▶ [The data]
BEGIN
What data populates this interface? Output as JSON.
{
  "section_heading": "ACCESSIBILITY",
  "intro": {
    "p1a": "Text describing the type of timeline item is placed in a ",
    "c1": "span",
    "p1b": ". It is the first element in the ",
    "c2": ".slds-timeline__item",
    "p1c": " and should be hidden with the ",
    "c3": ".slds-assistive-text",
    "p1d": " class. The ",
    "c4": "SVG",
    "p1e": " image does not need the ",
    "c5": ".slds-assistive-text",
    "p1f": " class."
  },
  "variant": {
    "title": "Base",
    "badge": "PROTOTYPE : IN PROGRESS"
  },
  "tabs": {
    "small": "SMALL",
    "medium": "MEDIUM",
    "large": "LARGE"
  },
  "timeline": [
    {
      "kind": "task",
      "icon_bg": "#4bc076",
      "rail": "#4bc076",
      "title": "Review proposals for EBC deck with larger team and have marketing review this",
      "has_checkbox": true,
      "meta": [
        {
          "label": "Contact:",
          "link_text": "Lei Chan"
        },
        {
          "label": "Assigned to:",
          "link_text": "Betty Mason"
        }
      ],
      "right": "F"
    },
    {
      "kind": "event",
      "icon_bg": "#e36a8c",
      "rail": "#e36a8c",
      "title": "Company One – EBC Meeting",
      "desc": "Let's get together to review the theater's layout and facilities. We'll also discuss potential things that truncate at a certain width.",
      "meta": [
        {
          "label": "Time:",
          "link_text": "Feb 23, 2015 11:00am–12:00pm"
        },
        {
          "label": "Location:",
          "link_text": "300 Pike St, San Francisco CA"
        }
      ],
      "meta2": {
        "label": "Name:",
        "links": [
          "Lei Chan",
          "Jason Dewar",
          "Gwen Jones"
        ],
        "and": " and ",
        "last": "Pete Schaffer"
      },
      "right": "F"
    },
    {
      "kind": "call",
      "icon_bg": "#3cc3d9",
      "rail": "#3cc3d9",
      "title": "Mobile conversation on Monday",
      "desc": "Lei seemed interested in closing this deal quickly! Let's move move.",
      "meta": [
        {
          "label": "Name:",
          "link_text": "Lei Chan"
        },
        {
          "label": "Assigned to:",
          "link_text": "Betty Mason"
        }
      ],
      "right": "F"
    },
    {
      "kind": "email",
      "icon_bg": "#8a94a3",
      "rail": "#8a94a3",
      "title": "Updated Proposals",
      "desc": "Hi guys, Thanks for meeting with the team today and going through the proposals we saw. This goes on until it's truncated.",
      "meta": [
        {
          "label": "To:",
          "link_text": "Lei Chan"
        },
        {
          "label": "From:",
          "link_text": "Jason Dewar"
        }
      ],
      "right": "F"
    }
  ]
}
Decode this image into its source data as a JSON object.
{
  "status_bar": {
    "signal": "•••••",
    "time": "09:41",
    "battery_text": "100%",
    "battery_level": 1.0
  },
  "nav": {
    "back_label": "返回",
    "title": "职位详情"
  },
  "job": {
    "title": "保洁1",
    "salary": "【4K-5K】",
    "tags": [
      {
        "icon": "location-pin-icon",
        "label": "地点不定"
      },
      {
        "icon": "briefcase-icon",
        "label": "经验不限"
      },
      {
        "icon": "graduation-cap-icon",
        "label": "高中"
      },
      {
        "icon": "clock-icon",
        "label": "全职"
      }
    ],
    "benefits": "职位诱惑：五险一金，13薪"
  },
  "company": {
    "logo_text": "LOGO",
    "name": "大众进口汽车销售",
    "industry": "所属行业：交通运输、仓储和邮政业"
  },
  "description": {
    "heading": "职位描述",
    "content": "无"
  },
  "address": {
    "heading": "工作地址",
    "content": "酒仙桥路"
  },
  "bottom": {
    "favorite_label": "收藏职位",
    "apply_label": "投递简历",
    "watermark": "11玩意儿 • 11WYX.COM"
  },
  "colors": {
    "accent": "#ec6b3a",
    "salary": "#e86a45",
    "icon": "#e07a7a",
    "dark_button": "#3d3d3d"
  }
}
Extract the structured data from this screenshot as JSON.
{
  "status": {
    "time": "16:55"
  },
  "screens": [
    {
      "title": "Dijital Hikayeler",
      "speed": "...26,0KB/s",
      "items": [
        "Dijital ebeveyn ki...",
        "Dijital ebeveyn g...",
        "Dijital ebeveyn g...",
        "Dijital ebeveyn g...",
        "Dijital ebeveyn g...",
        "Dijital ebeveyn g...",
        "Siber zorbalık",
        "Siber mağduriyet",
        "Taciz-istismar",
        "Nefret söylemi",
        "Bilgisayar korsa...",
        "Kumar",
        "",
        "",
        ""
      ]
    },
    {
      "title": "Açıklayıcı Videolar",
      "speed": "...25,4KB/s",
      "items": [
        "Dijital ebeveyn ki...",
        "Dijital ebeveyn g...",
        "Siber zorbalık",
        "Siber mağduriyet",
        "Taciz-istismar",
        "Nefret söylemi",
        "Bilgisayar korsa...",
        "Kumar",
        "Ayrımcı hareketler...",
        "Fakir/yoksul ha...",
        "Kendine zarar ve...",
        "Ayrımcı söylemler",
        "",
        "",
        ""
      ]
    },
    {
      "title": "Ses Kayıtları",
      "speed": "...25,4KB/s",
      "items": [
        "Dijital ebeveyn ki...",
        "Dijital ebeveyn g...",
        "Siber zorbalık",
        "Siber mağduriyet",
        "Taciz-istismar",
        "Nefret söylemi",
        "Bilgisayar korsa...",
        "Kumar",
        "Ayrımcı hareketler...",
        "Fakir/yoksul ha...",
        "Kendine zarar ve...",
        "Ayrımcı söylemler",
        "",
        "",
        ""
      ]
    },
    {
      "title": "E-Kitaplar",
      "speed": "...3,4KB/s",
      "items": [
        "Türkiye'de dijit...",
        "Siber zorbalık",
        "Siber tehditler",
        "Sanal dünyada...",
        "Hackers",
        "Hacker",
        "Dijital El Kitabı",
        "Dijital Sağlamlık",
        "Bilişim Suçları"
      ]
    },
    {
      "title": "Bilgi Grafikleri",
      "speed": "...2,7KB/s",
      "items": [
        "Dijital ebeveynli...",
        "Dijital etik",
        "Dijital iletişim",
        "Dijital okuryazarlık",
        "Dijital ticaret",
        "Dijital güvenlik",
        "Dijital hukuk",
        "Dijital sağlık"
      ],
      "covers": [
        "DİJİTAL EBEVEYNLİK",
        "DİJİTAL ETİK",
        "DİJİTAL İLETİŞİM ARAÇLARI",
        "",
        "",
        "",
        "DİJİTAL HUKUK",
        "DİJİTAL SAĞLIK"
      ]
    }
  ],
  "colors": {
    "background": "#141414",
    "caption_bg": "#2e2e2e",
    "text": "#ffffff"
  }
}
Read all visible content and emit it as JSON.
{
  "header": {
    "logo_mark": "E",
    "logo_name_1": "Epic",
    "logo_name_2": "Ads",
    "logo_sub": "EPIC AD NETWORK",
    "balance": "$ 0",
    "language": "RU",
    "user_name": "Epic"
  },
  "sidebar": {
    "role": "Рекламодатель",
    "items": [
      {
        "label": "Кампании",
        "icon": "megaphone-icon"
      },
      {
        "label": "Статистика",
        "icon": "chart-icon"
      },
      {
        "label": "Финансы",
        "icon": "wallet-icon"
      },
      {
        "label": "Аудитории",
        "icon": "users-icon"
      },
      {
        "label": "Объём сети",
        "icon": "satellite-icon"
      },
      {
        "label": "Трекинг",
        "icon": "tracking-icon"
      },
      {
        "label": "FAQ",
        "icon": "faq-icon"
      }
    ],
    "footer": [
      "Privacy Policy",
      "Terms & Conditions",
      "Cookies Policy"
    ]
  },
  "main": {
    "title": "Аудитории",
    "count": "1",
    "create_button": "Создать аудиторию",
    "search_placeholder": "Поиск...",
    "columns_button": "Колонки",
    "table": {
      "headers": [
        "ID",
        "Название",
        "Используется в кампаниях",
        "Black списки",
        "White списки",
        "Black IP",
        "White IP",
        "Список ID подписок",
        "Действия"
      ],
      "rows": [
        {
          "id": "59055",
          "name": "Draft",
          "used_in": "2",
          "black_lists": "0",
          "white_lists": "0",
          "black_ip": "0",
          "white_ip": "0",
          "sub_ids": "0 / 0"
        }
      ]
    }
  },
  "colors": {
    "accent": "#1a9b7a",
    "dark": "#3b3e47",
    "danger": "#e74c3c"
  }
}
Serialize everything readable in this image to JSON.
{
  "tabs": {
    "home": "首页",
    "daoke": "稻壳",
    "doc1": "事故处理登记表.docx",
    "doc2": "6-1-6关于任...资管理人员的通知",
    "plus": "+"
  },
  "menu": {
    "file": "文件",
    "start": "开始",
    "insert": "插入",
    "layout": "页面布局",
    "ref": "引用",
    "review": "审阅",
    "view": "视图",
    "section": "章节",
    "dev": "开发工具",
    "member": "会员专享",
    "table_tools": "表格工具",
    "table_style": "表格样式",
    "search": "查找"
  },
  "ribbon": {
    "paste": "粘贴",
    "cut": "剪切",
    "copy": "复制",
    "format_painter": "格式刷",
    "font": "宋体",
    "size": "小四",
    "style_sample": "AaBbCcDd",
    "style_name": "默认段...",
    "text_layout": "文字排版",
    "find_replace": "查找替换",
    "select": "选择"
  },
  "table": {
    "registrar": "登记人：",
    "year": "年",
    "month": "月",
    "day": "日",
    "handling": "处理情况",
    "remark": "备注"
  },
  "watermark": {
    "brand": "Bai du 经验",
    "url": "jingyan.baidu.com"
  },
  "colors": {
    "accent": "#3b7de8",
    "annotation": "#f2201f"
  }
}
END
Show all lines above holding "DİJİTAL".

        "DİJİTAL EBEVEYNLİK",
        "DİJİTAL ETİK",
        "DİJİTAL İLETİŞİM ARAÇLARI",
        "DİJİTAL HUKUK",
        "DİJİTAL SAĞLIK"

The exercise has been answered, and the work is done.